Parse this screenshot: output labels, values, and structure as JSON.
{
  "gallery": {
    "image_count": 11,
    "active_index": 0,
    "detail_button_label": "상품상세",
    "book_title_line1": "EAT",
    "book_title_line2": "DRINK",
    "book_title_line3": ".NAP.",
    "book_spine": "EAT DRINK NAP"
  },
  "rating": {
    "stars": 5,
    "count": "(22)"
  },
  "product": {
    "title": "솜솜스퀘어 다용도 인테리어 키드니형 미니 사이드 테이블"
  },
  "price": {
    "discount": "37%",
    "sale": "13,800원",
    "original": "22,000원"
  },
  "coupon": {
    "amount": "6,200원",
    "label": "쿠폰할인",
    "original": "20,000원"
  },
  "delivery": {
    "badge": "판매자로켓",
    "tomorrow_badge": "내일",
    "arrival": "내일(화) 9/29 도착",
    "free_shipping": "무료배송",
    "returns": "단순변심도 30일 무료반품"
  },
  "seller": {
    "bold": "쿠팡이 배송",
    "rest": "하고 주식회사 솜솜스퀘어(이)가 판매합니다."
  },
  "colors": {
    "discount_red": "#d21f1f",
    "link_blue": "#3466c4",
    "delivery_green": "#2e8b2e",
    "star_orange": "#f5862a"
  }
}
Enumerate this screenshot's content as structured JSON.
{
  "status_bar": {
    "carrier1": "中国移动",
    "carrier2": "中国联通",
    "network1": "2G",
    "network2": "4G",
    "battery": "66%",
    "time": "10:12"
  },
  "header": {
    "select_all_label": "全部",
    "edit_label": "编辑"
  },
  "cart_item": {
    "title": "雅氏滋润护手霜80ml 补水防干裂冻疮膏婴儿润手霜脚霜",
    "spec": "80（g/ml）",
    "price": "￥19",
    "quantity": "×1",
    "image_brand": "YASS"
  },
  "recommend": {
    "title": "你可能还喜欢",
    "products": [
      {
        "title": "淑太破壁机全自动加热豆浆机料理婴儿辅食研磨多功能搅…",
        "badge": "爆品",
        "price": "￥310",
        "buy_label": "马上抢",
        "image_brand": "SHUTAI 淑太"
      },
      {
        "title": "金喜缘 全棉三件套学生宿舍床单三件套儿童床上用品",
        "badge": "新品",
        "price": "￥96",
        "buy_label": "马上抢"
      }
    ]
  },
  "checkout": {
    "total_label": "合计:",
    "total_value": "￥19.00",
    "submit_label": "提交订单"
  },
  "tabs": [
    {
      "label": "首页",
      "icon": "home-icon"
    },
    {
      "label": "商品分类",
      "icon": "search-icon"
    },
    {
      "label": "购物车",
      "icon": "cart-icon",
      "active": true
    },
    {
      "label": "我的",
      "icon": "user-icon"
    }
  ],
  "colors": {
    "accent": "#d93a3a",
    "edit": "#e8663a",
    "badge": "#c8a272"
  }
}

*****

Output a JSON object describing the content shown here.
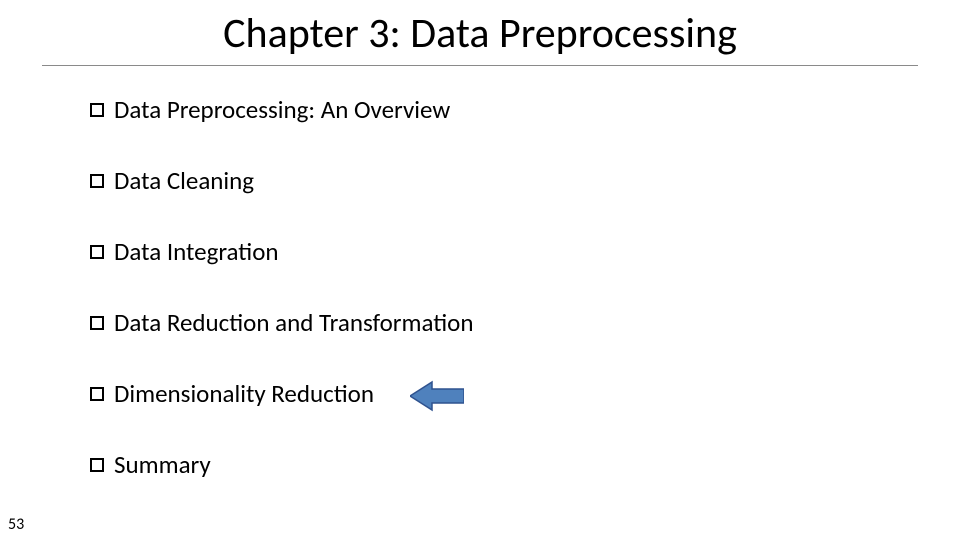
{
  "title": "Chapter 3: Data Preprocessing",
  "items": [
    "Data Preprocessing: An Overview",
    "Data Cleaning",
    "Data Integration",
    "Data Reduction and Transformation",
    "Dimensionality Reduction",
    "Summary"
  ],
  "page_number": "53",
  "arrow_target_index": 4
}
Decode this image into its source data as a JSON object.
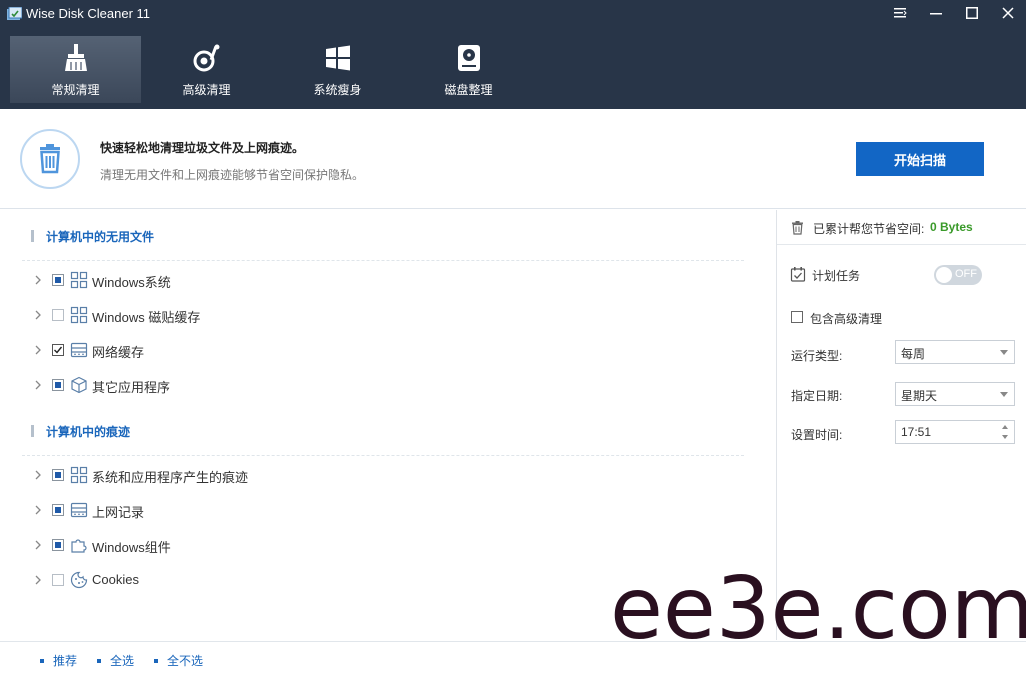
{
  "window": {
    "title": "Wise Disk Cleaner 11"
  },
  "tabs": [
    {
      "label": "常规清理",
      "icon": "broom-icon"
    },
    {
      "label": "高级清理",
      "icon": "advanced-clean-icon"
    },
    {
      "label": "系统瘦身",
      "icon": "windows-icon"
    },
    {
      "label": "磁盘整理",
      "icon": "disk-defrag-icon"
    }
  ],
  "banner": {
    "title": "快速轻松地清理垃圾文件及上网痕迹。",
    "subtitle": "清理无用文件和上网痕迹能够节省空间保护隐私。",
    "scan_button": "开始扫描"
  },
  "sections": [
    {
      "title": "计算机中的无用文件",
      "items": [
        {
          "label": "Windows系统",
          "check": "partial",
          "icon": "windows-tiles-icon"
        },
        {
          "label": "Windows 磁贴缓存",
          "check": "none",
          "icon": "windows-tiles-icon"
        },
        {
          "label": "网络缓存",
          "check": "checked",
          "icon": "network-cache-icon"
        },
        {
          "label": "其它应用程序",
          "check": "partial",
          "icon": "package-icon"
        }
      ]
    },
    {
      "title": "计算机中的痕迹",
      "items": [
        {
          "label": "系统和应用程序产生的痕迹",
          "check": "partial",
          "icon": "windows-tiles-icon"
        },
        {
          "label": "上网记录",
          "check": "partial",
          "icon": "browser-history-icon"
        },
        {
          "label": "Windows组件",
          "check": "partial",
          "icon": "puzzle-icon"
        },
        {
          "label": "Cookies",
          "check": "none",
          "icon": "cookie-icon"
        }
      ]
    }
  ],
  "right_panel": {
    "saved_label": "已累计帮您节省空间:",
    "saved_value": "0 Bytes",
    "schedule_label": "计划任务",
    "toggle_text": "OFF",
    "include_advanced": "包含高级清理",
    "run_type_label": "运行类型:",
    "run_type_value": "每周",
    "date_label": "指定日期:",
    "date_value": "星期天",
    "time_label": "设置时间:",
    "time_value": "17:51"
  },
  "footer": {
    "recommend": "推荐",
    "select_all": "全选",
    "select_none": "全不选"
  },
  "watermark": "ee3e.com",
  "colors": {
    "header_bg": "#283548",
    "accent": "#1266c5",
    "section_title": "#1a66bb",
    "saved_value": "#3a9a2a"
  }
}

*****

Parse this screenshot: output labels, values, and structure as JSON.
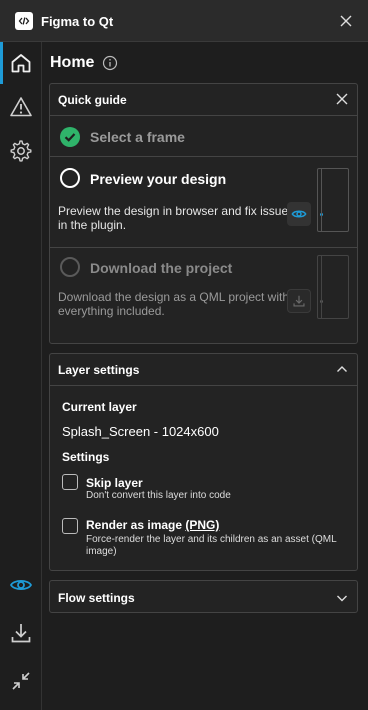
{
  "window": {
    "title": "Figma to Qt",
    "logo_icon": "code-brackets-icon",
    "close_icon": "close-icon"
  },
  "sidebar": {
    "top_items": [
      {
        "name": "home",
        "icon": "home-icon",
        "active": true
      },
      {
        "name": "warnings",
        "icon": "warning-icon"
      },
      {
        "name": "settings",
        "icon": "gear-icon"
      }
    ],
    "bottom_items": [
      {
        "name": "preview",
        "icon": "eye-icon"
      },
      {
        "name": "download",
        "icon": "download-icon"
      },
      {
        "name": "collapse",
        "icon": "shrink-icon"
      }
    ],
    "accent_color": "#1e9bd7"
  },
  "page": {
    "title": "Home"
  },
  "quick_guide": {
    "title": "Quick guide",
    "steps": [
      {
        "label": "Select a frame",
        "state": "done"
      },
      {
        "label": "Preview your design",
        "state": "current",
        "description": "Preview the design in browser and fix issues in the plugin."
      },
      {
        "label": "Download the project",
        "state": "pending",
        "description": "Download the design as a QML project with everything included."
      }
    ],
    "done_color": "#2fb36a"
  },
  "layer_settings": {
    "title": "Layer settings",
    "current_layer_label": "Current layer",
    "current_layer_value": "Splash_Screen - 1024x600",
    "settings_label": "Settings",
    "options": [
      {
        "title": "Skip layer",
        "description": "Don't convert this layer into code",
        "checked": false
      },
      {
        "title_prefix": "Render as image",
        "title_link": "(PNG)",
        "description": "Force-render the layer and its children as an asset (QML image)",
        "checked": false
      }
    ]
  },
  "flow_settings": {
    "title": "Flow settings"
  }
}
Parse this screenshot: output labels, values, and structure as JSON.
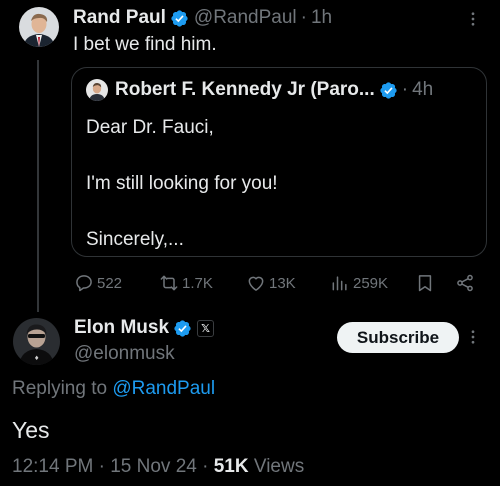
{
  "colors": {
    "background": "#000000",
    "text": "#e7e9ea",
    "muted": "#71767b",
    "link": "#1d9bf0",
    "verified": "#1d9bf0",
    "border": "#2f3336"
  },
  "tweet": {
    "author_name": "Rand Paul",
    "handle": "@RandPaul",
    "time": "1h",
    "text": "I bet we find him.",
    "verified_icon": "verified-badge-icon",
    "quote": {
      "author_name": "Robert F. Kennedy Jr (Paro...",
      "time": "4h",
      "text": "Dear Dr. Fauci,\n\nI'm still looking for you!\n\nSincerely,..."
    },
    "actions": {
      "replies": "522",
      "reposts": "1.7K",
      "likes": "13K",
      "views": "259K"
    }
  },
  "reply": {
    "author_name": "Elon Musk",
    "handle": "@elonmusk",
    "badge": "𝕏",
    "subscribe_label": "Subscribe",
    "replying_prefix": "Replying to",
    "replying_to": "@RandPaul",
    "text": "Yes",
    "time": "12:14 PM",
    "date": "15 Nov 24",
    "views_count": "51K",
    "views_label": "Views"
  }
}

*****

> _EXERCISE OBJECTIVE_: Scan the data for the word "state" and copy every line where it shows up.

> _EXERCISE RESPONSE_:
        "state": "done"
        "state": "current",
        "state": "pending",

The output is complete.